_Data section:_
>>>>>

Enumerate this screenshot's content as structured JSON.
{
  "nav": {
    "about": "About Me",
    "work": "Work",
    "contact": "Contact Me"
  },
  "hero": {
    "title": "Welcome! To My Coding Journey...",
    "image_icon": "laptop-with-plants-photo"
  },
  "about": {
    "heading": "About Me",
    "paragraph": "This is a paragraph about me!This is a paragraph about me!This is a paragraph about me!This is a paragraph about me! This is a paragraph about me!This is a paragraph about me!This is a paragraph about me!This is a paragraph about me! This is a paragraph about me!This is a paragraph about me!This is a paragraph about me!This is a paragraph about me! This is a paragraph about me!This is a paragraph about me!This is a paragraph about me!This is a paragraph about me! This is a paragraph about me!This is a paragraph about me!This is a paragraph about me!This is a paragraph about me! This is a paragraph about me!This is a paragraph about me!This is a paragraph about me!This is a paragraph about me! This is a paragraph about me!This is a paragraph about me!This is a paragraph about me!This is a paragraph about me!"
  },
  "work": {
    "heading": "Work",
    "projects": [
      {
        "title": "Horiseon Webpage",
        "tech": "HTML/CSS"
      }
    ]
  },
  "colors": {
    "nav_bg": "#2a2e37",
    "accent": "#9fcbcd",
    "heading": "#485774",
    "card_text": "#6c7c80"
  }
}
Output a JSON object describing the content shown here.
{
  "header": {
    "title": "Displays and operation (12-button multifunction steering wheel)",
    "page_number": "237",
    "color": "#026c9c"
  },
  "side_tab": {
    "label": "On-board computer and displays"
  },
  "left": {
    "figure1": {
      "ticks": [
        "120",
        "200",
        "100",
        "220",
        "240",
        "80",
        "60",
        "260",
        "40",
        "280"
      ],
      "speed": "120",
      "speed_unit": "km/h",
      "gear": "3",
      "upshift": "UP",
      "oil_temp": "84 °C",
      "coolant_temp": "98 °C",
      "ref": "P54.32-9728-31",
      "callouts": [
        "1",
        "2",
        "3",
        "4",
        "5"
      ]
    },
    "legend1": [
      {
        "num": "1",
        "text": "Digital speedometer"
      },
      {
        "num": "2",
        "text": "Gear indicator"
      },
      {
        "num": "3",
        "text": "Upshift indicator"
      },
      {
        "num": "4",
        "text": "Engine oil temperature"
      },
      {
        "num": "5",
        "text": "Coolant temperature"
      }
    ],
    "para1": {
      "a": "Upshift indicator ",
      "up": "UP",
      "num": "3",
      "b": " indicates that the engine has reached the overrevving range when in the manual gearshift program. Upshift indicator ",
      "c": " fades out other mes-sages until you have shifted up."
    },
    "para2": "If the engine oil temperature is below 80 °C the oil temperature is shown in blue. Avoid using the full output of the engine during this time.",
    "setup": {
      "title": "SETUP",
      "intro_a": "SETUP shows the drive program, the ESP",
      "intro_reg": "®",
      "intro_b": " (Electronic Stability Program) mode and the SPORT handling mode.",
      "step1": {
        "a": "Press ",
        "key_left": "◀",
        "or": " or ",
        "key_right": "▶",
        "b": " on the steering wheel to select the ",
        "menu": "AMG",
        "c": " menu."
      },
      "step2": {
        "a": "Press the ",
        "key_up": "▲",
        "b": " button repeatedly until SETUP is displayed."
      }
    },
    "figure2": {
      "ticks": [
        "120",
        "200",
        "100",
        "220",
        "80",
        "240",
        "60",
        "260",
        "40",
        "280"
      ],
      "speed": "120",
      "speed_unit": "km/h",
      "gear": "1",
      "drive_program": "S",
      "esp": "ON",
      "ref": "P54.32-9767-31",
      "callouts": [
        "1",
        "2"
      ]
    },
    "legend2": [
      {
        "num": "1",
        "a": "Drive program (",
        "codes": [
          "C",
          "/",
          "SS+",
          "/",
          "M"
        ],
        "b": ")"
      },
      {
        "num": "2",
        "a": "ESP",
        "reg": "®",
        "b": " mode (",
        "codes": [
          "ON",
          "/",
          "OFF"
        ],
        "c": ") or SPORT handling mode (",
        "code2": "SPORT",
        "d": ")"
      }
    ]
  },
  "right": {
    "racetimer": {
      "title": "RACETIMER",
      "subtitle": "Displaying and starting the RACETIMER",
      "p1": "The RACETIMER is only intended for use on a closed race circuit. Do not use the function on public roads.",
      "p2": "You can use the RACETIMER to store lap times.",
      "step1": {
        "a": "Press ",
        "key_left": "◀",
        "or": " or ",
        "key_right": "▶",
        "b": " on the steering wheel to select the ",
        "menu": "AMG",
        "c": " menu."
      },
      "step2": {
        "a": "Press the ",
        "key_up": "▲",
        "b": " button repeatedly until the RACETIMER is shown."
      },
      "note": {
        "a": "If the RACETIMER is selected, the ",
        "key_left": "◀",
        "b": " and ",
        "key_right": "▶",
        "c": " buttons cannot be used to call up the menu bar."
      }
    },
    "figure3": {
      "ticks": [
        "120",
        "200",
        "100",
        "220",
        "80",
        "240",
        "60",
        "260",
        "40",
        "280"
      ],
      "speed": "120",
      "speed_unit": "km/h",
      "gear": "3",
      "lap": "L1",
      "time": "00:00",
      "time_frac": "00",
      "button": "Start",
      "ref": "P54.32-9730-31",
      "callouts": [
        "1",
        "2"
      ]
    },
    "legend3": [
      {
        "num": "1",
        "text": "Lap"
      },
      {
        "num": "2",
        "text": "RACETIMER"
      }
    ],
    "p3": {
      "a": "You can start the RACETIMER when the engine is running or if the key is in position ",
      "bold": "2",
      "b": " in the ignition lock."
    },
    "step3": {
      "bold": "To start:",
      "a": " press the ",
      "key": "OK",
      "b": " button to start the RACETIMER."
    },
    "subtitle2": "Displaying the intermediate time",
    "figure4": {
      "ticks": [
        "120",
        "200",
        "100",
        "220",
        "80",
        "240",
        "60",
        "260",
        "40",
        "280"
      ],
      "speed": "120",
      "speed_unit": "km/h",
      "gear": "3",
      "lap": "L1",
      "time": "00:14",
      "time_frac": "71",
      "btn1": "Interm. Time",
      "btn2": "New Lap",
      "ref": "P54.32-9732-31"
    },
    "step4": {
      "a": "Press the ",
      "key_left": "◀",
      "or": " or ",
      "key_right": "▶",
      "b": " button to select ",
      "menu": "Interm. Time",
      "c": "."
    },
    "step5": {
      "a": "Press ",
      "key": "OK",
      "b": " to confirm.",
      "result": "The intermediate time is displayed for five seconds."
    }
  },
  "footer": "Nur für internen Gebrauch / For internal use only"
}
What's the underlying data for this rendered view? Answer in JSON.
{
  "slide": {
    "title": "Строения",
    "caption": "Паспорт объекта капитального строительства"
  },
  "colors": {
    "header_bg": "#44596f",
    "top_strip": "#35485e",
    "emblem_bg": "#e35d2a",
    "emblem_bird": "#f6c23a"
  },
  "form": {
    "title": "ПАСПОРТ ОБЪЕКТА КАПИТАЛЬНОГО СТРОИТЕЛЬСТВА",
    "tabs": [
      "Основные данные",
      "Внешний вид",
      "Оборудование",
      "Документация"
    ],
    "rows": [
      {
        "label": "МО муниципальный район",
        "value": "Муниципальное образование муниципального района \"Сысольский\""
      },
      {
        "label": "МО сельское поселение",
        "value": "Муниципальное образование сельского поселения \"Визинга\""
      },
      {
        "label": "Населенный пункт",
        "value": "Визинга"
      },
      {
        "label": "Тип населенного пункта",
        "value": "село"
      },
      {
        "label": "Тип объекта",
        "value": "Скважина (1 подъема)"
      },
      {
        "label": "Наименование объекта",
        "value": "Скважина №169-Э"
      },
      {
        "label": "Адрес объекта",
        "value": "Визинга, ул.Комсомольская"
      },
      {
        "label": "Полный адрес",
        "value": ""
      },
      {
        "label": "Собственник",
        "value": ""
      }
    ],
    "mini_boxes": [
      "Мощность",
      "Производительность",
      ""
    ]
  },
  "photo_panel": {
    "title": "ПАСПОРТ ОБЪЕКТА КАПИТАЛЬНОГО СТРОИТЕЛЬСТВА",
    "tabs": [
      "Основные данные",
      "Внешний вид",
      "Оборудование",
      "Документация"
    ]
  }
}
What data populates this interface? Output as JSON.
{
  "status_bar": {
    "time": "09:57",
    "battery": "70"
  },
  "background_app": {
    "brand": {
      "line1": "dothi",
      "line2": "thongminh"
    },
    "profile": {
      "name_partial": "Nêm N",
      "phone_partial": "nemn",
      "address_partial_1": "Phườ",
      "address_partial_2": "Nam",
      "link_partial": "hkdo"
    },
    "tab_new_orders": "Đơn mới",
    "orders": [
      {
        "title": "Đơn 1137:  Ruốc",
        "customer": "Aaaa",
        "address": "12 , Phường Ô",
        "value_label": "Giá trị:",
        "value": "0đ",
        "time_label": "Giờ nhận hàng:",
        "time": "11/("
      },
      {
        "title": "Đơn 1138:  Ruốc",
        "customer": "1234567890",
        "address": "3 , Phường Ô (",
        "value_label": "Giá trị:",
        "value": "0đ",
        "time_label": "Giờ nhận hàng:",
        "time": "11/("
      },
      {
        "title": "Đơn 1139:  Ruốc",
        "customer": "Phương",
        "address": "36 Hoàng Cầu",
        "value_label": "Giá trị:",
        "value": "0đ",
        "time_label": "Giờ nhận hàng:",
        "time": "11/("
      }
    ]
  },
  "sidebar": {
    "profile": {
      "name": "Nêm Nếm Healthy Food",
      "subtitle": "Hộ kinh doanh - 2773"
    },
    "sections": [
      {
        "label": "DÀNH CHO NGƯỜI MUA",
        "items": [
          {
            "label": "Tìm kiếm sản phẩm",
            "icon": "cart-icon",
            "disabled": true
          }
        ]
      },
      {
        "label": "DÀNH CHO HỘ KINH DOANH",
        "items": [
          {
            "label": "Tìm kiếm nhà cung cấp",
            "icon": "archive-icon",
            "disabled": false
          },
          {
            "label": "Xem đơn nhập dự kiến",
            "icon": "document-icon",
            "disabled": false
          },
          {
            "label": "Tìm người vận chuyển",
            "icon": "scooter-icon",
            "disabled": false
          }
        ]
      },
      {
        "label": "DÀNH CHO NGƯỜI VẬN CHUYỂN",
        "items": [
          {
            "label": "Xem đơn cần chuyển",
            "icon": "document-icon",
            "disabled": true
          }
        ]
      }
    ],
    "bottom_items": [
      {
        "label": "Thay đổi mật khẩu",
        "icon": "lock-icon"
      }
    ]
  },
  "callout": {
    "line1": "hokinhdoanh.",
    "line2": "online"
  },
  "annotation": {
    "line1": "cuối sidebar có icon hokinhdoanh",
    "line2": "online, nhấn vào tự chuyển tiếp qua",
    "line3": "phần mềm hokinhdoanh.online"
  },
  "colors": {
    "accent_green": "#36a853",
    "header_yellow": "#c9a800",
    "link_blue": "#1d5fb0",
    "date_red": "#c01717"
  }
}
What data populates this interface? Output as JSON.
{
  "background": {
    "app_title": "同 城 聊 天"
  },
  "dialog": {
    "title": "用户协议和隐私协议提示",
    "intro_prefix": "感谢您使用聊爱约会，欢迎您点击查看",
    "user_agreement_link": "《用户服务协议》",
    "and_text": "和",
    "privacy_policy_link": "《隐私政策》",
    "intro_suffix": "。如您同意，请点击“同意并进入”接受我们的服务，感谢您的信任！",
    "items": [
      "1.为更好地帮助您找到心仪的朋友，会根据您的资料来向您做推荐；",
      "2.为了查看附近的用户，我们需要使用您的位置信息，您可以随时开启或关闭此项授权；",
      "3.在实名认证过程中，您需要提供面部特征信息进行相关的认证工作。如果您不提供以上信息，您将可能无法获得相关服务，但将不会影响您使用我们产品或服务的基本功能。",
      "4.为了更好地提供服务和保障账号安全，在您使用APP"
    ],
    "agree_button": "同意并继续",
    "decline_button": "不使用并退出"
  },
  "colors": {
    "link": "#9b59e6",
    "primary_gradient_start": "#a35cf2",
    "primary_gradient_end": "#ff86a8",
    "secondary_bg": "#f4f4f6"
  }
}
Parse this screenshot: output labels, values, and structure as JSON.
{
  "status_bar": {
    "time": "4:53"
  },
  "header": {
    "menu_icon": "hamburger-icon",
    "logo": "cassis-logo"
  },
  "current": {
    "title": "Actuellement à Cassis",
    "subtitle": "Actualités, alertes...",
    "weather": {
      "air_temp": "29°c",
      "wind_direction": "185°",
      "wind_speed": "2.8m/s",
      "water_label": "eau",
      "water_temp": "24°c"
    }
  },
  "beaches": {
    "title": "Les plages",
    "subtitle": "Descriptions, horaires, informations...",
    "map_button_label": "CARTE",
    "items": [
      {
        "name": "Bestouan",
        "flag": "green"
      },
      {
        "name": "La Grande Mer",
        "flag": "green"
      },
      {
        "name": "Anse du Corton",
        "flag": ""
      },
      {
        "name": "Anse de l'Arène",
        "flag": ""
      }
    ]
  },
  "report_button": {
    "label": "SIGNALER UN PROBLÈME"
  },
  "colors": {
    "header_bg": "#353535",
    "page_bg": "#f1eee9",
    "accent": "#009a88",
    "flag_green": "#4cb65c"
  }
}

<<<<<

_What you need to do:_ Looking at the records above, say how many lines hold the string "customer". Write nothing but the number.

_The answer:_ 3